Luckily, with the help of Professor David Sheerer and Timothy O’Malley, we were able to record the voice-over narration in a professional sound studio on the campus of Humboldt State University. We used Pro Tools to digitally capture the audio from our voice actor. We used a Sennheiser 416 microphone to give the audio an in-the-field documentary feel. The sound booth was acoustically dampened with fabrics and baffling. It was quite an experience and the narration turned out excellent.
Tip: use a “pop filter” in front of your microphone to dampen any hard p’s in your narration. If you can’t afford to purchase a pop filter then you can easily construct one from common materials. Check out this DIY link here
This is a short science documentary that I created in 2009 while interning for the Pacific Coast Science and Learning Center which is located within Point Reyes National Seashore.
I shot it using an old Canon GL2 which was owned by the park. Remember taped-based cameras and mini-DV tape? Did I just date myself? Well, it was a good camera none-the-less. It had a 20x zoom which is pretty long. But you need long lenses for nature photography because often times the animal is very far from you (and it won’t let you get any closer).
Yes, shooting this was a lot of fun. I had to hike in over hills and across streams to where the elk herds were roaming. I had to keep down-wind of them so that they wouldn’t smell me coming. Then I’d hide behind a bush or rock and try to get footage while remaining unseen. If just one elk happened to see me then in less than a minute the whole herd would be staring at me with tense nervousness. Then they would slowly walk away from me, and keep away from me. That’d be a wrap for the day. But boy, what fun days they were.
FYI, hiking “off trail” to photograph the Tule Elk is illegal unless you are a Park Employee, and the Park Service takes that rule very seriously. I don’t want anyone to get into trouble.
This photo shows one of the most difficult dolly tracks that I’ve ever made. The total length of track is about 20 ft. The ground was comprised of a thin layer of moss covering a thousand years’ worth of pine needles. Walking on this forest floor felt more like bouncing on a gymnastics spring board. So laying the track was plenty difficult. As you can see it took about two dozen apple boxes and a hundred wedges or more to make the track level.
This was last fall when I had the opportunity to work with Creative Differences, a production company out of Los Angeles, making a television show about dinosaurs to be aired on the Discovery Channel. There were a lot of static shots (they’re called “plates” in the industry) of old forests or empty beaches. After shooting a 30 second plate we’d “fly in” giant wooden panels painted bright blue and place them behind shrubbery, trees, or rocks. Then we’d shoot the same plate with these blue panels in the frame. Sometimes we shot the same plate a dozen times, moving the blue panels between each shot. These blue panels would allow the computer animators to “paint in” CGI dinosaurs in post. Pretty fun stuff.
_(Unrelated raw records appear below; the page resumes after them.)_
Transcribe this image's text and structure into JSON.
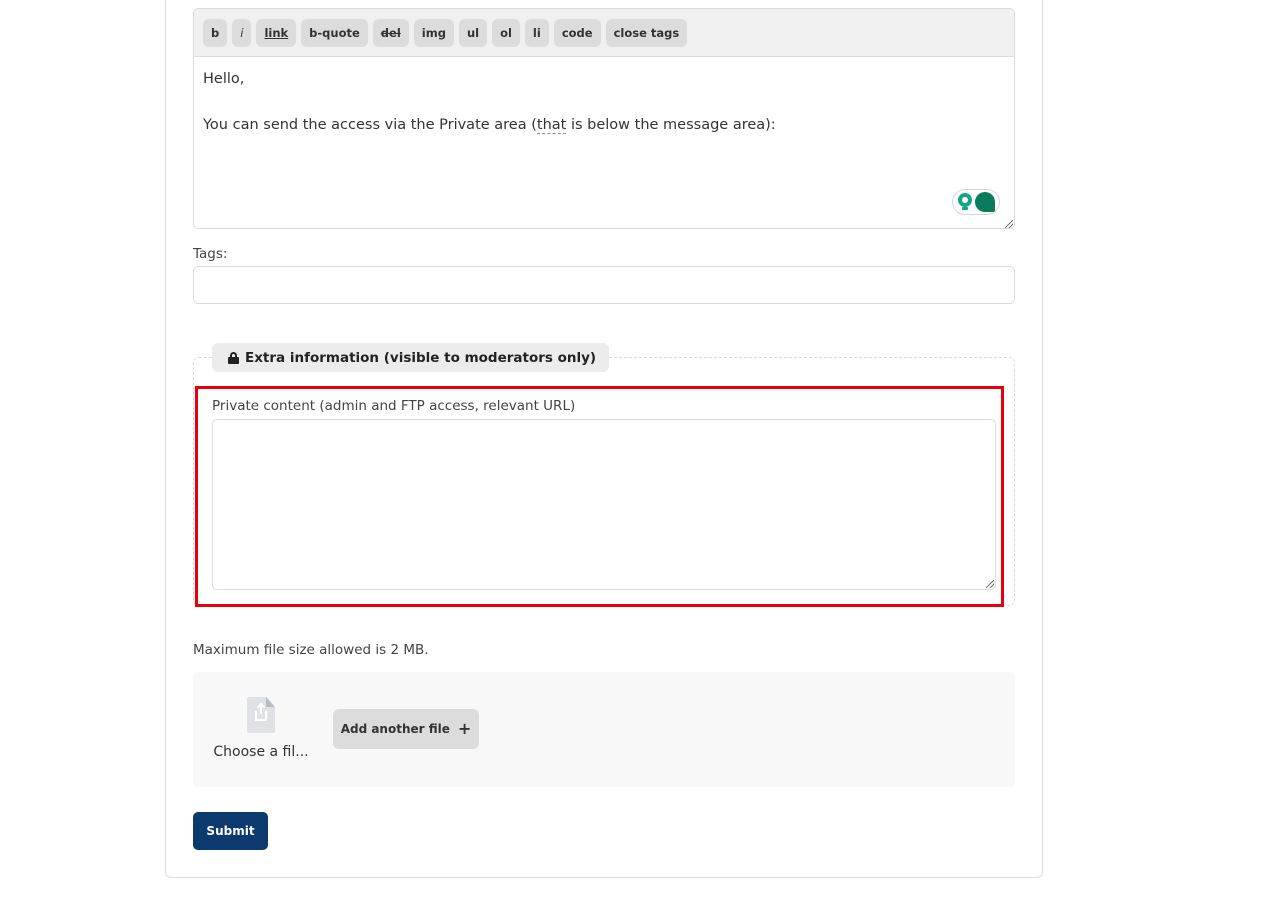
{
  "editor": {
    "toolbar": [
      {
        "label": "b",
        "style": "bold"
      },
      {
        "label": "i",
        "style": "italic"
      },
      {
        "label": "link",
        "style": "underline"
      },
      {
        "label": "b-quote",
        "style": "normal"
      },
      {
        "label": "del",
        "style": "strike"
      },
      {
        "label": "img",
        "style": "normal"
      },
      {
        "label": "ul",
        "style": "normal"
      },
      {
        "label": "ol",
        "style": "normal"
      },
      {
        "label": "li",
        "style": "normal"
      },
      {
        "label": "code",
        "style": "normal"
      },
      {
        "label": "close tags",
        "style": "normal"
      }
    ],
    "content": {
      "line1": "Hello,",
      "line2_before": "You can send the access via the Private area (",
      "line2_flagged": "that",
      "line2_after": " is below the message area):"
    },
    "widget_icons": [
      "lightbulb-icon",
      "assistant-blob-icon"
    ]
  },
  "tags": {
    "label": "Tags:",
    "value": "",
    "placeholder": ""
  },
  "extra_info": {
    "legend": "Extra information (visible to moderators only)",
    "legend_icon": "lock-icon",
    "private_label": "Private content (admin and FTP access, relevant URL)",
    "private_value": "",
    "highlight_color": "#e8000b"
  },
  "upload": {
    "max_size_note": "Maximum file size allowed is 2 MB.",
    "choose_file_label": "Choose a fil...",
    "add_another_label": "Add another file",
    "add_icon": "+"
  },
  "form": {
    "submit_label": "Submit",
    "submit_color": "#0d3a6e"
  }
}
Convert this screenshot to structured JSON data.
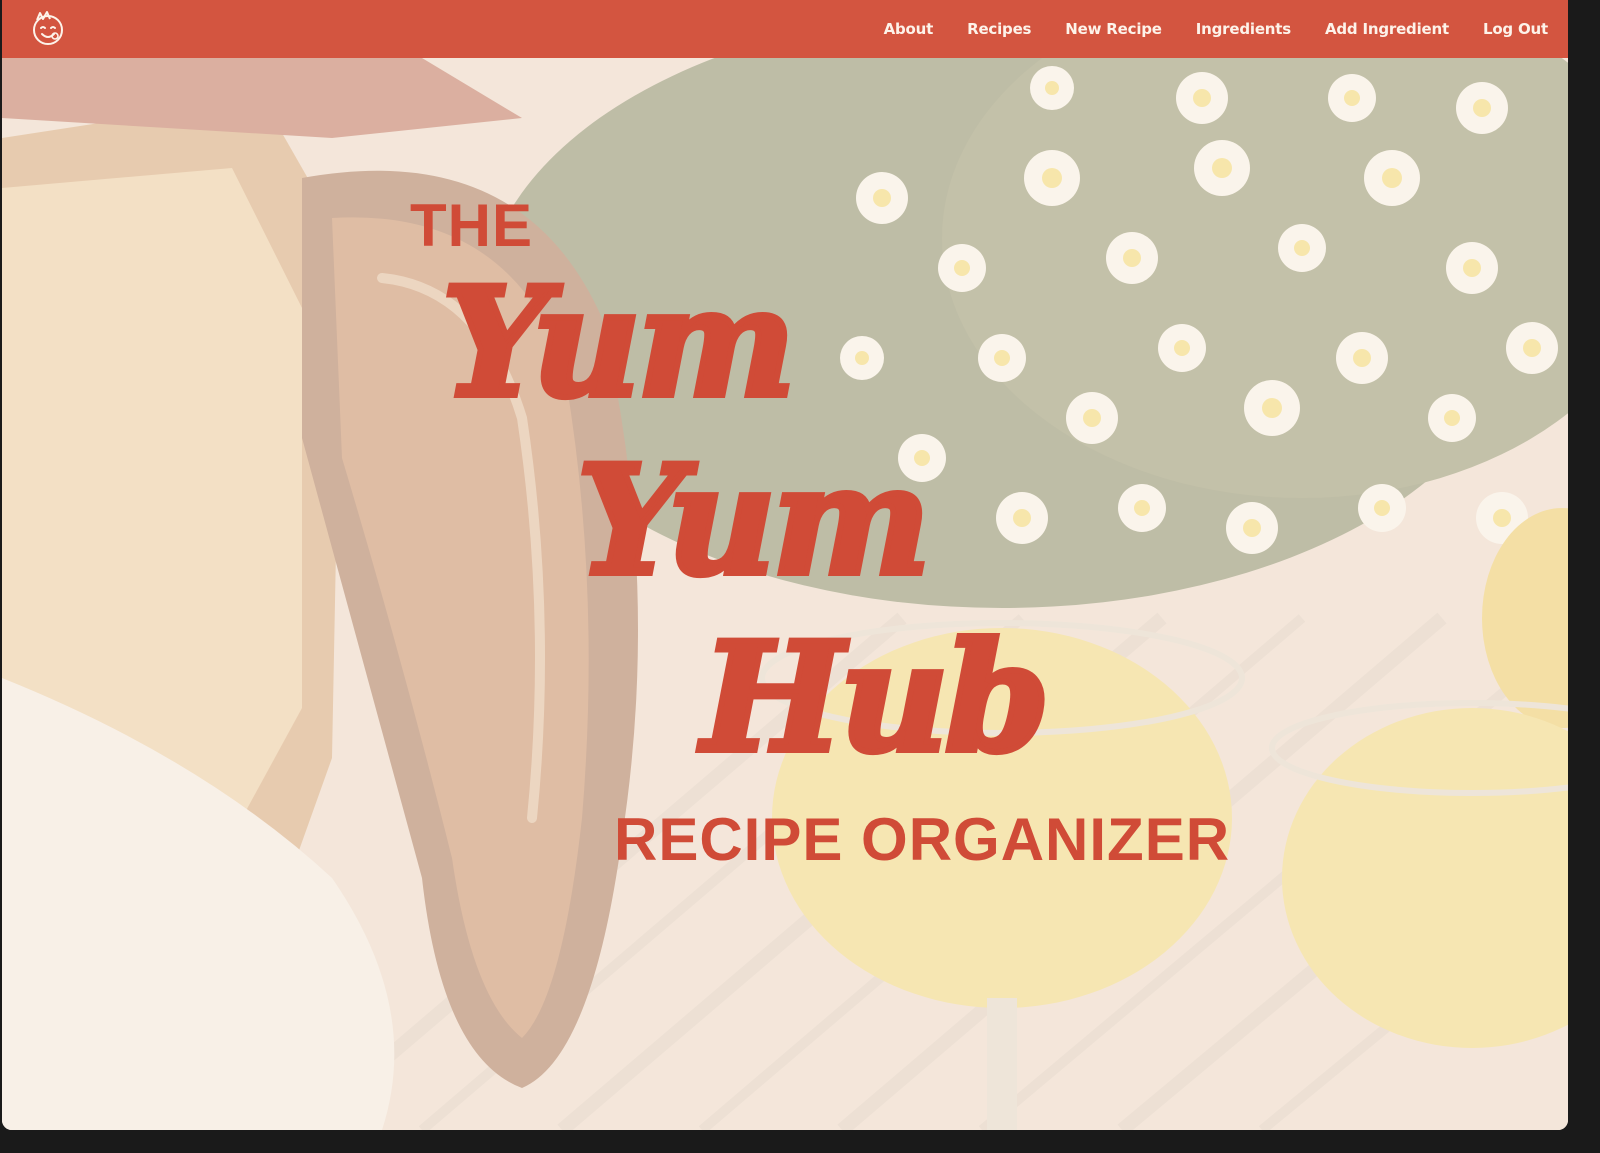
{
  "navbar": {
    "logo_icon": "smiling-face-logo-icon",
    "links": [
      {
        "label": "About"
      },
      {
        "label": "Recipes"
      },
      {
        "label": "New Recipe"
      },
      {
        "label": "Ingredients"
      },
      {
        "label": "Add Ingredient"
      },
      {
        "label": "Log Out"
      }
    ]
  },
  "hero": {
    "the_label": "THE",
    "script_lines": [
      "Yum",
      "Yum",
      "Hub"
    ],
    "subtitle": "RECIPE ORGANIZER",
    "background_image": "bread-and-daisies-photo"
  },
  "colors": {
    "brand": "#d35540",
    "title": "#d04b37",
    "nav_text": "#fdf3ea"
  }
}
Tip: Use a yardstick style bubble leveler to make sure your track is perfectly flat. You can buy one at any hardware store for $15. Be sure to level your track before you put the dolly on it.
This site is live as of 2:40pm on Monday, July 25th, 2011. Logo photo courtesy of Swami Stream.